and it depends where you plan to exhibit it. for background music, i wouldn't worry about online or festival usage- it's only likely to be an issue for broadcast or theatrical. not that the other uses are necessarily legal, but it's very unlikely that anyone will do anything about it.
Hi Everyone! This started on the introduce yourself forum, but was told it would do to move it over here. Any help would be greatly, GREATLY appreciated. Thx – S
Now for a question: The doc I'm currently working needs a male actor to mimic the voice of one of our subjects for use as scratch narration. We'd like to get some one who can come very close to the person's real voice as we may use a cut with this narration to send into festival applications, etc. Does anyone know the best way to go about finding and hiring voice talent or actors? Our budget is small, so I'm sure we couldn't pay too competitively but, would try to offer a decent wage. I've posted on Backstage but was hoping for more suggestions. Does anyone know anything about contacting talent agencies or casting directors? Any advice would greatly help as I am totally inexperienced in dealing with actors. Thanks!

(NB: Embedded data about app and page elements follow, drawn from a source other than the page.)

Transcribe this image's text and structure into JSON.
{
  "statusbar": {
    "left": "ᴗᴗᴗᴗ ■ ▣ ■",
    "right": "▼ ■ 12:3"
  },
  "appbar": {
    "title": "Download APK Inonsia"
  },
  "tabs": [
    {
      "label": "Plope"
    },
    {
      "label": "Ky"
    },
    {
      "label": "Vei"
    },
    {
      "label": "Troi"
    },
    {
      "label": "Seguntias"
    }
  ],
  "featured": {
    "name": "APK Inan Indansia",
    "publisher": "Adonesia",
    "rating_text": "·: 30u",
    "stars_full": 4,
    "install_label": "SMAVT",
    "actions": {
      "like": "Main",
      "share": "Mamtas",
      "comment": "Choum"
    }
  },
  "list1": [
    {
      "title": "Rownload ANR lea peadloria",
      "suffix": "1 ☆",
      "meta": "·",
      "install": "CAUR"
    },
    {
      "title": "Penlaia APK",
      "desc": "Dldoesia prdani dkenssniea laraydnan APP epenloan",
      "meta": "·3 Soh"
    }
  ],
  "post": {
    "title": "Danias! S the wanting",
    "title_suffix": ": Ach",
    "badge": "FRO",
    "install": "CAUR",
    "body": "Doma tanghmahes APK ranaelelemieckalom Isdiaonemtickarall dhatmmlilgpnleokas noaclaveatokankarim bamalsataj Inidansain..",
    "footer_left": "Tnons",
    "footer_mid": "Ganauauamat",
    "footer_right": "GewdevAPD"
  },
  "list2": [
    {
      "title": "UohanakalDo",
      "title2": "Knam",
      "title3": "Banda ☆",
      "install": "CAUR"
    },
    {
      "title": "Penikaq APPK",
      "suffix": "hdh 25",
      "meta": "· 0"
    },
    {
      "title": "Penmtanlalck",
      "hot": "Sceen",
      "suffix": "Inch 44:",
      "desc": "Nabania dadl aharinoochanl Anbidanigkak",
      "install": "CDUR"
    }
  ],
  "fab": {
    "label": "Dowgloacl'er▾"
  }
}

It's been a long time since I worked with an actor I didn't already know, so I apologize in advance if this method proves outdated. That said, it used to be that talent agencies had CD compilations of their voice-over talent, which can help a lot in narrowing down the field. (SAG can provide a list of agencies. The commercial or voice-over division of a given agency is the one you'll want to contact.) Depending on the talent, their level of interest in the project, and your ability to negotiate with their representation, you can sometimes get voice-over talent for well below scale. The trick is to get around the agent. You might try writing a letter (sent to the agent, but addressed to the actor) that really talks up your project and states in no uncertain terms how vital the actor's participation is to its success, but does not mention pay. Try to get him/her interested first. In my experience, if an actor wants to do something, he does it, regardless of whether or not his agent thinks it's a good idea. Say in the letter (in a p.s., so it's the last thing he reads) that you'll be following up with his agent, and then do that. With any luck, the actor will have told his agent he wants in on the project and the money will be less of an issue.
All that said, if you're only planning to use the actor for scratch, you may be facing an uphill battle – when an actor forgoes money, it's usually in exchange for exposure. If you're not offering exposure, you'll definitely want to focus your energies on smaller agencies and lesser-known talent.